What you need to do ->
Make an exact copy of the entries below and leave any picture out of it.

Dataset records
+ + + + +
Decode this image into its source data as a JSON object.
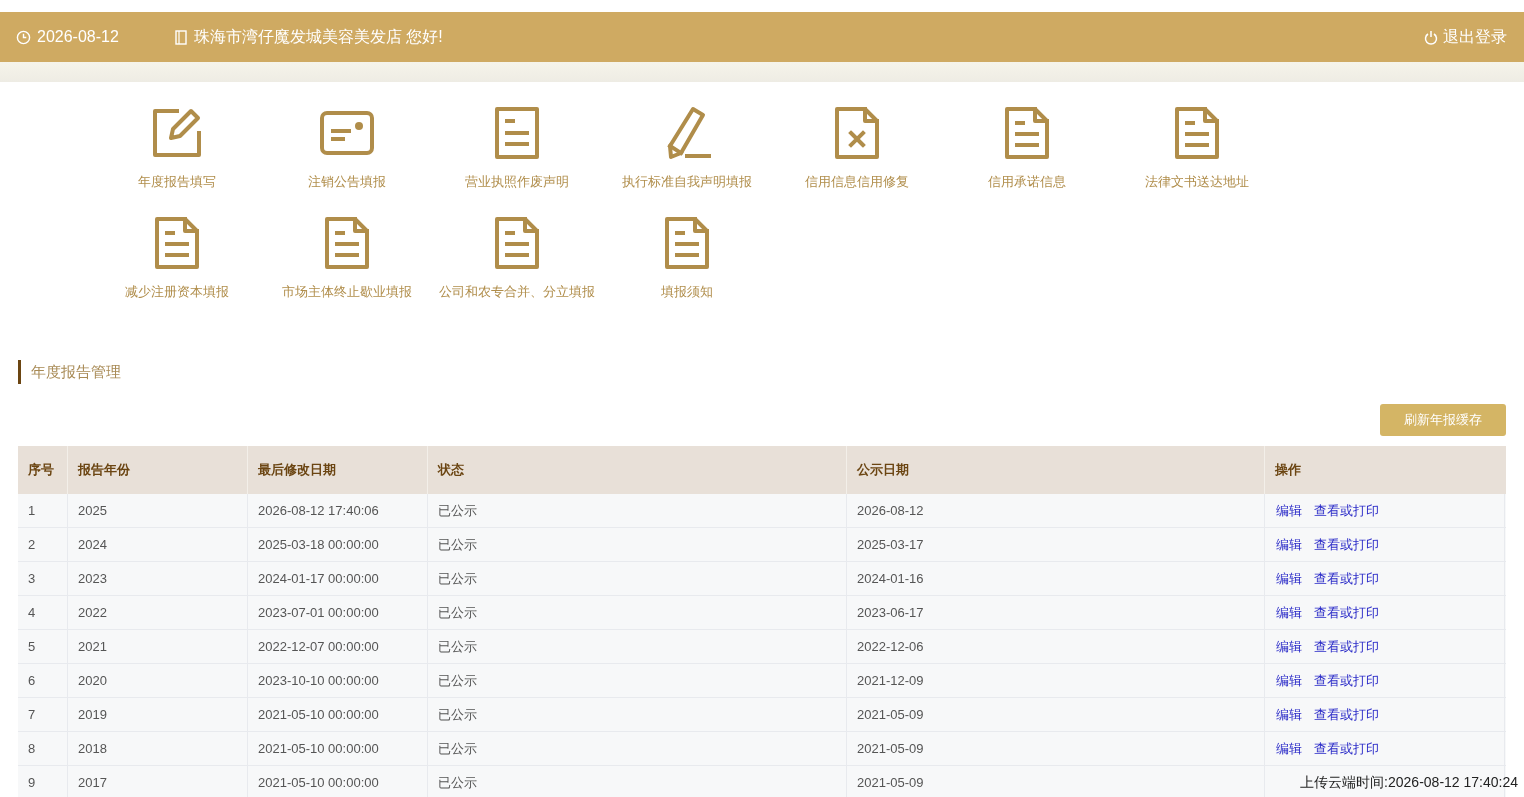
{
  "header": {
    "date": "2026-08-12",
    "greeting": "珠海市湾仔魔发城美容美发店 您好!",
    "logout": "退出登录"
  },
  "menu": [
    {
      "kind": "edit",
      "label": "年度报告填写"
    },
    {
      "kind": "card",
      "label": "注销公告填报"
    },
    {
      "kind": "doc",
      "label": "营业执照作废声明"
    },
    {
      "kind": "pencil",
      "label": "执行标准自我声明填报"
    },
    {
      "kind": "doc-x",
      "label": "信用信息信用修复"
    },
    {
      "kind": "doc-fold",
      "label": "信用承诺信息"
    },
    {
      "kind": "doc-fold",
      "label": "法律文书送达地址"
    },
    {
      "kind": "doc-fold",
      "label": "减少注册资本填报"
    },
    {
      "kind": "doc-fold",
      "label": "市场主体终止歇业填报"
    },
    {
      "kind": "doc-fold",
      "label": "公司和农专合并、分立填报"
    },
    {
      "kind": "doc-fold",
      "label": "填报须知"
    }
  ],
  "section": {
    "title": "年度报告管理",
    "refresh_button": "刷新年报缓存"
  },
  "table": {
    "columns": [
      "序号",
      "报告年份",
      "最后修改日期",
      "状态",
      "公示日期",
      "操作"
    ],
    "rows": [
      {
        "cells": [
          "1",
          "2025",
          "2026-08-12 17:40:06",
          "已公示",
          "2026-08-12"
        ],
        "actions": [
          "编辑",
          "查看或打印"
        ]
      },
      {
        "cells": [
          "2",
          "2024",
          "2025-03-18 00:00:00",
          "已公示",
          "2025-03-17"
        ],
        "actions": [
          "编辑",
          "查看或打印"
        ]
      },
      {
        "cells": [
          "3",
          "2023",
          "2024-01-17 00:00:00",
          "已公示",
          "2024-01-16"
        ],
        "actions": [
          "编辑",
          "查看或打印"
        ]
      },
      {
        "cells": [
          "4",
          "2022",
          "2023-07-01 00:00:00",
          "已公示",
          "2023-06-17"
        ],
        "actions": [
          "编辑",
          "查看或打印"
        ]
      },
      {
        "cells": [
          "5",
          "2021",
          "2022-12-07 00:00:00",
          "已公示",
          "2022-12-06"
        ],
        "actions": [
          "编辑",
          "查看或打印"
        ]
      },
      {
        "cells": [
          "6",
          "2020",
          "2023-10-10 00:00:00",
          "已公示",
          "2021-12-09"
        ],
        "actions": [
          "编辑",
          "查看或打印"
        ]
      },
      {
        "cells": [
          "7",
          "2019",
          "2021-05-10 00:00:00",
          "已公示",
          "2021-05-09"
        ],
        "actions": [
          "编辑",
          "查看或打印"
        ]
      },
      {
        "cells": [
          "8",
          "2018",
          "2021-05-10 00:00:00",
          "已公示",
          "2021-05-09"
        ],
        "actions": [
          "编辑",
          "查看或打印"
        ]
      },
      {
        "cells": [
          "9",
          "2017",
          "2021-05-10 00:00:00",
          "已公示",
          "2021-05-09"
        ]
      }
    ]
  },
  "capture_stamp": "上传云端时间:2026-08-12 17:40:24"
}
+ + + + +
Output for this task ->
Decode this image into its source data as a JSON object.
{
  "header": {
    "date": "2026-08-12",
    "greeting": "珠海市湾仔魔发城美容美发店 您好!",
    "logout": "退出登录"
  },
  "menu": [
    {
      "kind": "edit",
      "label": "年度报告填写"
    },
    {
      "kind": "card",
      "label": "注销公告填报"
    },
    {
      "kind": "doc",
      "label": "营业执照作废声明"
    },
    {
      "kind": "pencil",
      "label": "执行标准自我声明填报"
    },
    {
      "kind": "doc-x",
      "label": "信用信息信用修复"
    },
    {
      "kind": "doc-fold",
      "label": "信用承诺信息"
    },
    {
      "kind": "doc-fold",
      "label": "法律文书送达地址"
    },
    {
      "kind": "doc-fold",
      "label": "减少注册资本填报"
    },
    {
      "kind": "doc-fold",
      "label": "市场主体终止歇业填报"
    },
    {
      "kind": "doc-fold",
      "label": "公司和农专合并、分立填报"
    },
    {
      "kind": "doc-fold",
      "label": "填报须知"
    }
  ],
  "section": {
    "title": "年度报告管理",
    "refresh_button": "刷新年报缓存"
  },
  "table": {
    "columns": [
      "序号",
      "报告年份",
      "最后修改日期",
      "状态",
      "公示日期",
      "操作"
    ],
    "rows": [
      {
        "cells": [
          "1",
          "2025",
          "2026-08-12 17:40:06",
          "已公示",
          "2026-08-12"
        ],
        "actions": [
          "编辑",
          "查看或打印"
        ]
      },
      {
        "cells": [
          "2",
          "2024",
          "2025-03-18 00:00:00",
          "已公示",
          "2025-03-17"
        ],
        "actions": [
          "编辑",
          "查看或打印"
        ]
      },
      {
        "cells": [
          "3",
          "2023",
          "2024-01-17 00:00:00",
          "已公示",
          "2024-01-16"
        ],
        "actions": [
          "编辑",
          "查看或打印"
        ]
      },
      {
        "cells": [
          "4",
          "2022",
          "2023-07-01 00:00:00",
          "已公示",
          "2023-06-17"
        ],
        "actions": [
          "编辑",
          "查看或打印"
        ]
      },
      {
        "cells": [
          "5",
          "2021",
          "2022-12-07 00:00:00",
          "已公示",
          "2022-12-06"
        ],
        "actions": [
          "编辑",
          "查看或打印"
        ]
      },
      {
        "cells": [
          "6",
          "2020",
          "2023-10-10 00:00:00",
          "已公示",
          "2021-12-09"
        ],
        "actions": [
          "编辑",
          "查看或打印"
        ]
      },
      {
        "cells": [
          "7",
          "2019",
          "2021-05-10 00:00:00",
          "已公示",
          "2021-05-09"
        ],
        "actions": [
          "编辑",
          "查看或打印"
        ]
      },
      {
        "cells": [
          "8",
          "2018",
          "2021-05-10 00:00:00",
          "已公示",
          "2021-05-09"
        ],
        "actions": [
          "编辑",
          "查看或打印"
        ]
      },
      {
        "cells": [
          "9",
          "2017",
          "2021-05-10 00:00:00",
          "已公示",
          "2021-05-09"
        ]
      }
    ]
  },
  "capture_stamp": "上传云端时间:2026-08-12 17:40:24"
}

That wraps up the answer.